If a child of gay parents comes to our school, and we teach that gay marriage is against the will of God, then the child will think that we are saying their parents are bad. We don’t want to put any child in that tough position-nor do we want to put the parents, or the teachers, at odds with the teachings of the Catholic Church. Why would good parents want their children to learn something they don’t believe in? It doesn’t make sense. There are so many schools in Boulder that see the meaning of sexuality in an entirely different way than the Catholic Church does. Why not send their child there?
The core issue for us Catholics on this question is our freedom and our obligation to teach about marriage and family life as our Faith teaches. If parents see the cultural interpretation of what tolerance has become as more important than the teachings of Jesus, then we become unfaithful to the Lord and we lose the meaning of the beatitude, “Blessed are you when they insult you for My sake, for the Kingdom of Heaven is yours.” Many of Jesus’ teachings were not popular. In fact, He was crucified for His teachings.
Glossing over differences on essential matters, and pretending that crucial issues are irrelevant, is not tolerance. It is relativism, meaning that nothing is important anymore and everyone can have their own interpretation of what is goodness and truth. This kind of tolerance, which is a decidedly secularist invention, seeks to separate all moral discourse from public life. However, those who embrace this kind of tolerance do not, of course, acknowledge that they are imposing their own moral judgments upon society.
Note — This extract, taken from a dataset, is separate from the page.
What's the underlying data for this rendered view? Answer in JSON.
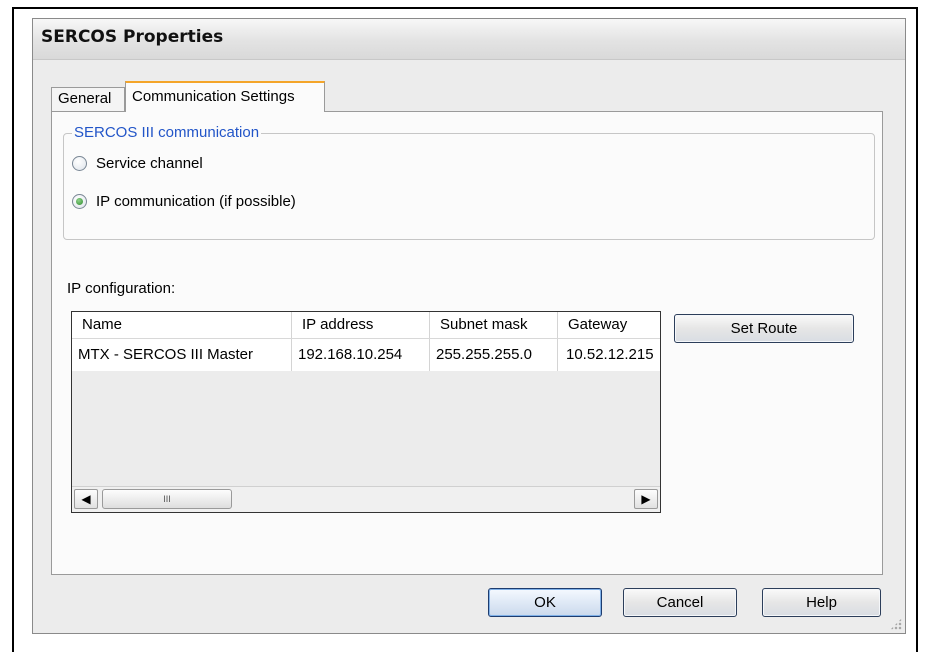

The Catholic Church invests in parish schools so as to assist children in becoming disciples of Christ and to stand as a light shining in the darkness that has rejected Christianity and the truth of being human, including the meaning of human sexuality.